"There are persuasive arguments in favor of cities under single umbrella shells. Whether the economic advantages can overcome the antievolutionary inertias of large social bodies is, however, questionable. When whole new human settlements are to be installed on virgin sites as, for instance, on the Antarctic continent, the doming-over may be realized. The doming-over of established cities in moderate climate will probably not occur until domed-over cities in virgin lands have proved successful enough to persuade the established cities to employ comprehensive umbrellaing. The established cities will probably not adopt the doming until environmental and other emergencies make it imperative."
From 'The Case for a Domed City' by R. Buckminster Fuller [more...]
The string tremulants give a sense of motion, with French Horn swells placed a minor second above, giving a sense of drama and foreboding. As film music, it could be used in a penultimate scene to a battle of some kind. Here, it gives one the sense of being in a large cavernous space.

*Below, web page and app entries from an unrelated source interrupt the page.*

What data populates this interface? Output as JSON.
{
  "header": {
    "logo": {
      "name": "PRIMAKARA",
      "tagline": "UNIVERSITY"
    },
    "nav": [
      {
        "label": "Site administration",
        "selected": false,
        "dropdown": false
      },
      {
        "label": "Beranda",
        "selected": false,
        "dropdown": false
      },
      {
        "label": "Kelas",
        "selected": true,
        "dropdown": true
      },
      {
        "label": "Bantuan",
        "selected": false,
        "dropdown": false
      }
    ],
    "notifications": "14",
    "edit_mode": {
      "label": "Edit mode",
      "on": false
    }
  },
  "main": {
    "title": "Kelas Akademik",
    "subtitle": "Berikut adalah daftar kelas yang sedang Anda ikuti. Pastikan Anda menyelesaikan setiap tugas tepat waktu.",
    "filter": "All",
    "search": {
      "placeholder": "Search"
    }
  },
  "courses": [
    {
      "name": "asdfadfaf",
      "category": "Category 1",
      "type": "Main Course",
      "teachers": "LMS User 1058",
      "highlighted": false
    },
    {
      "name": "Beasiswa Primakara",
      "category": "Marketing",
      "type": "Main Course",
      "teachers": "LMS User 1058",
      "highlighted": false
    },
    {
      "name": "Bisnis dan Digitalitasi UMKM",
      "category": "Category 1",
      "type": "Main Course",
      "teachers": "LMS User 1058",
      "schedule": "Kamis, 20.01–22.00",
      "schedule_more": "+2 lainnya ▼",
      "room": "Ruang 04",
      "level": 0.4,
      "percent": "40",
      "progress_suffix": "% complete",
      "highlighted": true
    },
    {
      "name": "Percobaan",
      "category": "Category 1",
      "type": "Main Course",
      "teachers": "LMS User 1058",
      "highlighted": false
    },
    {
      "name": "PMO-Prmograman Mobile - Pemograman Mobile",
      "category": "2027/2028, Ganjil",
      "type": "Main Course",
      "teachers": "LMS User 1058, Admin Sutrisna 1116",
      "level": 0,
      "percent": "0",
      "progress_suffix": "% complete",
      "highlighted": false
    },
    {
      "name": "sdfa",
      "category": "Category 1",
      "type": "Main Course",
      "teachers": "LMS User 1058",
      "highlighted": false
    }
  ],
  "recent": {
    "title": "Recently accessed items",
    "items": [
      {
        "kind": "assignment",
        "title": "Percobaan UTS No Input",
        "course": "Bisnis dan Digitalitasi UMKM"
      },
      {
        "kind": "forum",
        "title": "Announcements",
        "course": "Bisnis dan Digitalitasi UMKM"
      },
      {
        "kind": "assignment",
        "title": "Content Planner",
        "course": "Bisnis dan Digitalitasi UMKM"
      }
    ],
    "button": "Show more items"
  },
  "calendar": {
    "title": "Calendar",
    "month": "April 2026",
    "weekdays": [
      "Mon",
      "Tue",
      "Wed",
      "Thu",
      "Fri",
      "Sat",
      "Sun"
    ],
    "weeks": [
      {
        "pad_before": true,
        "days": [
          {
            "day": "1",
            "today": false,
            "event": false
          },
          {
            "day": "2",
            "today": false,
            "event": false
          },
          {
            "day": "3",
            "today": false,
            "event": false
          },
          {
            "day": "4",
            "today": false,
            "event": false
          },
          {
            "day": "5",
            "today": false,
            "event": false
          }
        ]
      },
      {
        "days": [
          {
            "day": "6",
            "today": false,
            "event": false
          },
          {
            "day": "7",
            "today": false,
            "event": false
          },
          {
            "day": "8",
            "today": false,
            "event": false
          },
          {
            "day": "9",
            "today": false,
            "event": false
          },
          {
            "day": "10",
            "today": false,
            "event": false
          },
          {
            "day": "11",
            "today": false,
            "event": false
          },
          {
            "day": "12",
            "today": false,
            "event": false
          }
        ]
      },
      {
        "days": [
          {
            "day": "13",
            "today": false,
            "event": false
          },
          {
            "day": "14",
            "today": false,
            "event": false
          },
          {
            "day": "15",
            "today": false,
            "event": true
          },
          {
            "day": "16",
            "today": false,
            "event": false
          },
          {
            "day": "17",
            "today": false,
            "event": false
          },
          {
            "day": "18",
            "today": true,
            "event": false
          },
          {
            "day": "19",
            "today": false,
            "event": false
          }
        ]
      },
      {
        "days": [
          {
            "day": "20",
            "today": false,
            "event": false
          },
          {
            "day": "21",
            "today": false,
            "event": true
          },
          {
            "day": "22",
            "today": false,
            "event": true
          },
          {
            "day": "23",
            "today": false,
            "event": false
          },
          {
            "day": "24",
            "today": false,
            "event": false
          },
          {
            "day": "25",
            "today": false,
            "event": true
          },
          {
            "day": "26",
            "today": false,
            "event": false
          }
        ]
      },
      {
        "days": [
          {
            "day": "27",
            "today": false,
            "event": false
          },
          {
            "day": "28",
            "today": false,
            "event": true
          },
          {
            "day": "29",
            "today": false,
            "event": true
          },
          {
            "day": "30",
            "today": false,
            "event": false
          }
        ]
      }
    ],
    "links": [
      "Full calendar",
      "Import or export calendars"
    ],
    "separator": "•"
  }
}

While not hanging too close to the Mission Impossible theme cliché, I wanted to compose something with some orchestral muscularity without being orchestral in the classical sense. The melodic and harmonic dissonances are part of its intentional architecture, suggesting visual metaphor: a flashing red warning light, steam rising from below, shadowy characters lurking around corners.
The Large Glass (a/k/a The Bride Stripped Bare By Her Bachelors, Even)
This piece is based on an artwork with the same title by Dadaist Marcel Duchamp, done in 1913. Given that this entire album is an invented world, I thought that this is almost parallel to what the Dadaists (or at least DuChamp) were doing in the early 20th Century, i.e. redefining art by placing emphasis on the "fourth dimension" or the outside elements of art, not in the craft of art. Whereas Duchamp was working from the idea of an invented bride, I am working from the idea of the same invented robotic bride, imbued with machine intelligence—a new human being.
The Dada People
Started as a funky bass groove using the alternate tuning Eb-A-C-F#, this is also inspired by Duchamp. Dada profoundly addressed the philosophical projections or shadows that art casts on our sense of reality, done in a whimsical or farcical way.
Composed with the Strategy Cards using the following "recipe":
Arrangement: Fade Outro
Harmony: All Minor Chords
Key: A-flat major/F minor
Rhythm: Use a drum loop
Style: Mix 2 styles
Style: Film Music
Tempo: Slow: 60-72
Topic: Scene From a Movie Treatment: Indian Drone
Treatment: The sound of jazz played backwards and slowed down to half speed
Treatment: Allow use of two Treatment cards
Kuda Bux (the man with the x-ray eyes)
While having nothing to do with Dome City per se (neither a character nor inhabitant), the Kuda Bux character is an archetypal Martian denizen—having the ability to "see" without vision, hear without hearing and feeling without touch. He purports to be something supernatural and numinous, or just a very sophisticated and cunning robot. (In 2 parts, with Part II being composed first and Part I a slower arrangement of the same chord progression. The slower version sounds more like a Part I than a Part II and so they were sequenced that way.)
With all notions of nobility and visions of utopia comes the dark side. (Frame 313 is the frame in the Zapruder film where the bullet struck President Kennedy.)
Collidoscope (Atmosphere Track)Plastic Alto The swing version of "Hot Blue Star" from "Miles From Mars".
Get Go (Atmosphere Track)
Lost in the Circuitry
(Atmosphere Track) The keyboard used here is in the Harry Partch 43-tone octave tuning.